══ Information provided ══

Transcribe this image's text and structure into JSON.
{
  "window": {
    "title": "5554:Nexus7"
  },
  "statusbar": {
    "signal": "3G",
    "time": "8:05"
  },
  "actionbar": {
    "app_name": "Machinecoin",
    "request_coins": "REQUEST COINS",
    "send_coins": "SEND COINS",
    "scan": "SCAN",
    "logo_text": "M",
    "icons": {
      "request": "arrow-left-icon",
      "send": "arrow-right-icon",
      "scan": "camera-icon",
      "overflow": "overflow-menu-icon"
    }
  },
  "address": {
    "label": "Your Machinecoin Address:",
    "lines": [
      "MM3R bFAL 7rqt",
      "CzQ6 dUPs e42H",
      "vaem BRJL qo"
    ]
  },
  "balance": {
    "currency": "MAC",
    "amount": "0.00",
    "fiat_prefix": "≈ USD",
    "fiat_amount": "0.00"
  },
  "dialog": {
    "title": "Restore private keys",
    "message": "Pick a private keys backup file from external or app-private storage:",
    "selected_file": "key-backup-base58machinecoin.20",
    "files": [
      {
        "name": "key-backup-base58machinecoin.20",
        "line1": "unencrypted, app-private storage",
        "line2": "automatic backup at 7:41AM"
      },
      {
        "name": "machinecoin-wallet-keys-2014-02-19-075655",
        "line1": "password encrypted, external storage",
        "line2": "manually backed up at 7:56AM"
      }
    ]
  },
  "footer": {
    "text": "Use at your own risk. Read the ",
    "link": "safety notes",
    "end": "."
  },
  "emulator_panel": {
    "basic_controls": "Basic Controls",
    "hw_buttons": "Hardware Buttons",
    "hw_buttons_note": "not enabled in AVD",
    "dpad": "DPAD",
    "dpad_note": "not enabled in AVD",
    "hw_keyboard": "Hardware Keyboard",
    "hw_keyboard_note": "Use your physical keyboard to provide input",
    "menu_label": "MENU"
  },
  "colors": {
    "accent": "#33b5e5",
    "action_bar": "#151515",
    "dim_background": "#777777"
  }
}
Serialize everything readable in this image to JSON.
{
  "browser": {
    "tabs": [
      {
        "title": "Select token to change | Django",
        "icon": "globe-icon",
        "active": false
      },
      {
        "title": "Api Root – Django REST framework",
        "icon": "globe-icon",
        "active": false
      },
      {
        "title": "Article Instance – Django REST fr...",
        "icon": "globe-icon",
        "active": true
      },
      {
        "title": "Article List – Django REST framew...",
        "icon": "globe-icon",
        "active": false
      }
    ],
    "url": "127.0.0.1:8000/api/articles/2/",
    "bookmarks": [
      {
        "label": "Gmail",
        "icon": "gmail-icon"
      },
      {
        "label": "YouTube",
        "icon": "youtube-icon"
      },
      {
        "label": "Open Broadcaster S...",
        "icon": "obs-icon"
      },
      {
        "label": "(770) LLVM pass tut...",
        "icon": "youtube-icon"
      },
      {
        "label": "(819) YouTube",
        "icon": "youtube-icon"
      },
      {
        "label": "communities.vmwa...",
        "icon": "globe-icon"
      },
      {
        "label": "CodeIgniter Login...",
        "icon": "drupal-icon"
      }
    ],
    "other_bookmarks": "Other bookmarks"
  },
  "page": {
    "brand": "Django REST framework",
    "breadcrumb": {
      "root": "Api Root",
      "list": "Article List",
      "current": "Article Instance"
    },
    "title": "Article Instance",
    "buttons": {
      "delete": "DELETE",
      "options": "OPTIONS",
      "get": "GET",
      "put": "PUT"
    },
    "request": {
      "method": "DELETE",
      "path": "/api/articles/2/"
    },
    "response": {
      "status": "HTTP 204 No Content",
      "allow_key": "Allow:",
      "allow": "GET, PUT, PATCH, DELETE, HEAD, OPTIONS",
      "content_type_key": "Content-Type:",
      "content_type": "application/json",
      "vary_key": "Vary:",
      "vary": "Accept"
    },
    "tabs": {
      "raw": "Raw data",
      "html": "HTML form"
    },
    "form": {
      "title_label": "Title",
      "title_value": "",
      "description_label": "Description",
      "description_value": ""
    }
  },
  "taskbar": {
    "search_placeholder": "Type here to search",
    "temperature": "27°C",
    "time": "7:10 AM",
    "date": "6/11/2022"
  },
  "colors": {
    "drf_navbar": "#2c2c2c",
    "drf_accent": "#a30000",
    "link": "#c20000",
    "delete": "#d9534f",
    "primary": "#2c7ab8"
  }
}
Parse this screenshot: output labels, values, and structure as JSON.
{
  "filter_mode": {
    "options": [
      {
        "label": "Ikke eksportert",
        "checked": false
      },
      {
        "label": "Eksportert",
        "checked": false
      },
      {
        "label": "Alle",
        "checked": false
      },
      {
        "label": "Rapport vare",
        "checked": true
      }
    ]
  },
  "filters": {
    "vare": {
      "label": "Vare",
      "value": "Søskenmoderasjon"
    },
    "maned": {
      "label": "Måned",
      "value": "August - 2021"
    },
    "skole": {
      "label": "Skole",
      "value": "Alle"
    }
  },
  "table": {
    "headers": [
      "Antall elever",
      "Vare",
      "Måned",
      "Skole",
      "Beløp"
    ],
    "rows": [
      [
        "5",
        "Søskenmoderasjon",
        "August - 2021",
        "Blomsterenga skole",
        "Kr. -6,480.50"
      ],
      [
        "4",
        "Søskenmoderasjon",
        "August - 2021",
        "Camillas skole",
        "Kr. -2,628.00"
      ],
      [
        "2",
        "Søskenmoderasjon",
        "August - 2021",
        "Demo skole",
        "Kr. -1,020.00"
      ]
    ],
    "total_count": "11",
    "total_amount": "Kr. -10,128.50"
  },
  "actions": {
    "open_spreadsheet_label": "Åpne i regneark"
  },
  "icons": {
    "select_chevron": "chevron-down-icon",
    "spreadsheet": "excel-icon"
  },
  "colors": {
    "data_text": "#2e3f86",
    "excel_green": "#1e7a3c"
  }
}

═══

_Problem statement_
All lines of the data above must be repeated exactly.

_Result of the task_
Transcribe this image's text and structure into JSON.
{
  "window": {
    "title": "5554:Nexus7"
  },
  "statusbar": {
    "signal": "3G",
    "time": "8:05"
  },
  "actionbar": {
    "app_name": "Machinecoin",
    "request_coins": "REQUEST COINS",
    "send_coins": "SEND COINS",
    "scan": "SCAN",
    "logo_text": "M",
    "icons": {
      "request": "arrow-left-icon",
      "send": "arrow-right-icon",
      "scan": "camera-icon",
      "overflow": "overflow-menu-icon"
    }
  },
  "address": {
    "label": "Your Machinecoin Address:",
    "lines": [
      "MM3R bFAL 7rqt",
      "CzQ6 dUPs e42H",
      "vaem BRJL qo"
    ]
  },
  "balance": {
    "currency": "MAC",
    "amount": "0.00",
    "fiat_prefix": "≈ USD",
    "fiat_amount": "0.00"
  },
  "dialog": {
    "title": "Restore private keys",
    "message": "Pick a private keys backup file from external or app-private storage:",
    "selected_file": "key-backup-base58machinecoin.20",
    "files": [
      {
        "name": "key-backup-base58machinecoin.20",
        "line1": "unencrypted, app-private storage",
        "line2": "automatic backup at 7:41AM"
      },
      {
        "name": "machinecoin-wallet-keys-2014-02-19-075655",
        "line1": "password encrypted, external storage",
        "line2": "manually backed up at 7:56AM"
      }
    ]
  },
  "footer": {
    "text": "Use at your own risk. Read the ",
    "link": "safety notes",
    "end": "."
  },
  "emulator_panel": {
    "basic_controls": "Basic Controls",
    "hw_buttons": "Hardware Buttons",
    "hw_buttons_note": "not enabled in AVD",
    "dpad": "DPAD",
    "dpad_note": "not enabled in AVD",
    "hw_keyboard": "Hardware Keyboard",
    "hw_keyboard_note": "Use your physical keyboard to provide input",
    "menu_label": "MENU"
  },
  "colors": {
    "accent": "#33b5e5",
    "action_bar": "#151515",
    "dim_background": "#777777"
  }
}
Serialize everything readable in this image to JSON.
{
  "browser": {
    "tabs": [
      {
        "title": "Select token to change | Django",
        "icon": "globe-icon",
        "active": false
      },
      {
        "title": "Api Root – Django REST framework",
        "icon": "globe-icon",
        "active": false
      },
      {
        "title": "Article Instance – Django REST fr...",
        "icon": "globe-icon",
        "active": true
      },
      {
        "title": "Article List – Django REST framew...",
        "icon": "globe-icon",
        "active": false
      }
    ],
    "url": "127.0.0.1:8000/api/articles/2/",
    "bookmarks": [
      {
        "label": "Gmail",
        "icon": "gmail-icon"
      },
      {
        "label": "YouTube",
        "icon": "youtube-icon"
      },
      {
        "label": "Open Broadcaster S...",
        "icon": "obs-icon"
      },
      {
        "label": "(770) LLVM pass tut...",
        "icon": "youtube-icon"
      },
      {
        "label": "(819) YouTube",
        "icon": "youtube-icon"
      },
      {
        "label": "communities.vmwa...",
        "icon": "globe-icon"
      },
      {
        "label": "CodeIgniter Login...",
        "icon": "drupal-icon"
      }
    ],
    "other_bookmarks": "Other bookmarks"
  },
  "page": {
    "brand": "Django REST framework",
    "breadcrumb": {
      "root": "Api Root",
      "list": "Article List",
      "current": "Article Instance"
    },
    "title": "Article Instance",
    "buttons": {
      "delete": "DELETE",
      "options": "OPTIONS",
      "get": "GET",
      "put": "PUT"
    },
    "request": {
      "method": "DELETE",
      "path": "/api/articles/2/"
    },
    "response": {
      "status": "HTTP 204 No Content",
      "allow_key": "Allow:",
      "allow": "GET, PUT, PATCH, DELETE, HEAD, OPTIONS",
      "content_type_key": "Content-Type:",
      "content_type": "application/json",
      "vary_key": "Vary:",
      "vary": "Accept"
    },
    "tabs": {
      "raw": "Raw data",
      "html": "HTML form"
    },
    "form": {
      "title_label": "Title",
      "title_value": "",
      "description_label": "Description",
      "description_value": ""
    }
  },
  "taskbar": {
    "search_placeholder": "Type here to search",
    "temperature": "27°C",
    "time": "7:10 AM",
    "date": "6/11/2022"
  },
  "colors": {
    "drf_navbar": "#2c2c2c",
    "drf_accent": "#a30000",
    "link": "#c20000",
    "delete": "#d9534f",
    "primary": "#2c7ab8"
  }
}
Parse this screenshot: output labels, values, and structure as JSON.
{
  "filter_mode": {
    "options": [
      {
        "label": "Ikke eksportert",
        "checked": false
      },
      {
        "label": "Eksportert",
        "checked": false
      },
      {
        "label": "Alle",
        "checked": false
      },
      {
        "label": "Rapport vare",
        "checked": true
      }
    ]
  },
  "filters": {
    "vare": {
      "label": "Vare",
      "value": "Søskenmoderasjon"
    },
    "maned": {
      "label": "Måned",
      "value": "August - 2021"
    },
    "skole": {
      "label": "Skole",
      "value": "Alle"
    }
  },
  "table": {
    "headers": [
      "Antall elever",
      "Vare",
      "Måned",
      "Skole",
      "Beløp"
    ],
    "rows": [
      [
        "5",
        "Søskenmoderasjon",
        "August - 2021",
        "Blomsterenga skole",
        "Kr. -6,480.50"
      ],
      [
        "4",
        "Søskenmoderasjon",
        "August - 2021",
        "Camillas skole",
        "Kr. -2,628.00"
      ],
      [
        "2",
        "Søskenmoderasjon",
        "August - 2021",
        "Demo skole",
        "Kr. -1,020.00"
      ]
    ],
    "total_count": "11",
    "total_amount": "Kr. -10,128.50"
  },
  "actions": {
    "open_spreadsheet_label": "Åpne i regneark"
  },
  "icons": {
    "select_chevron": "chevron-down-icon",
    "spreadsheet": "excel-icon"
  },
  "colors": {
    "data_text": "#2e3f86",
    "excel_green": "#1e7a3c"
  }
}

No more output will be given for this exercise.